EXERCISE INSTRUCTIONS:
Lines that contain the string "press" are the ones to list; copy all of them from the records.

STUDY MATERIAL:
------------------------------------------------
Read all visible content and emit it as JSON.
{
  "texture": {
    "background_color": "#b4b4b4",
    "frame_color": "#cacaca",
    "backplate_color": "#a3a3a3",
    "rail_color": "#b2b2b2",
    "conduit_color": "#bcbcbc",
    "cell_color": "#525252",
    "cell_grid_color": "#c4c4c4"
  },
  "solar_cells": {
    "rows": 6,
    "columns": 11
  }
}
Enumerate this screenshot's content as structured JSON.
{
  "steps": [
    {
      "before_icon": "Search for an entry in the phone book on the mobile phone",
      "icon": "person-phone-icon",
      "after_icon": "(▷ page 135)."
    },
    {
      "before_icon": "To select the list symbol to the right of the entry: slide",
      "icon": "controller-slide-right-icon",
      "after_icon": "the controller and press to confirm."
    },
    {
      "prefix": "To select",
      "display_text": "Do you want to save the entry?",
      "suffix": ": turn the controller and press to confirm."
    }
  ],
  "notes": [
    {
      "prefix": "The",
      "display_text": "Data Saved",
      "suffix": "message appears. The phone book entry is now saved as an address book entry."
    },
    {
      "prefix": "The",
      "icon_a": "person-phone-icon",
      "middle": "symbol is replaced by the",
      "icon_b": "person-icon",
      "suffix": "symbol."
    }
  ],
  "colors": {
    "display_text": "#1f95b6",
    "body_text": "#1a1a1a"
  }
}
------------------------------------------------
RESULT OF THIS EXERCISE:
      "after_icon": "the controller and press to confirm."
      "suffix": ": turn the controller and press to confirm."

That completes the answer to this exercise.